  • Released while the general strike and student protests of May 1968 were still fresh in France’s mind and a spirit of liberal revolution was in the air, some leftists were not happy that one of their own had chosen this moment to make a non-political film about the history of heresy in the Catholic church.  According to anecdote, Buñuel’s novelist friend Julio Cortazar accused the director of having completed the film with financing from the Vatican.
  • Although the film is often blasphemous on it’s surface, it was well-received by the Catholic Church, who even intervened with the Italian censors to reverse their decision to ban the film.  This was an unexpected reaction, as the Vatican had declared Buñuel’s 1961 film Viridiana “blasphemous”.
  • With it’s large, almost epic cast, it’s inevitable that several French actors with significant contributions in the weird movie arena appeared in cameo roles, including Delpine Seyrig (Last Year at Marienbad) as a prostitute, Julien Guiomar (Léolo) as a priest, and Michel Piccoli (La Grande Bouffe, Dillinger is Dead) as the Marquis de Sade.

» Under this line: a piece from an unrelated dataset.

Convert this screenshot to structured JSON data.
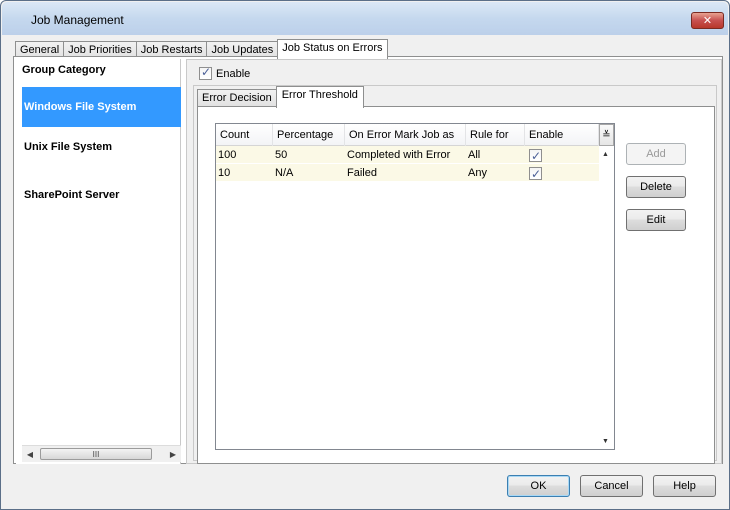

INDELIBLE IMAGE:  The execution of a pope by a gang of anarchists, a scene that leads to the film’s funniest and most unexpected punchline.

WHAT MAKES IT WEIRD:  In The Milky Way two worldly pilgrims make their way through a

Original trailer for La Voie Lactée

strange, heresy-obsessed world in which every maître d’ is an expert theologian and Renaissance fops duel to the death over arcane philosophical doctrines, while any random stranger they meet may actually be God, an angel, or the fulfillment of a recent prophecy.

COMMENTS:  Of all the great directors, Luis Buñuel was the greatest prankster.  His son, Continue reading 26. THE MILKY WAY [LA VOIE LACTEE] (1969)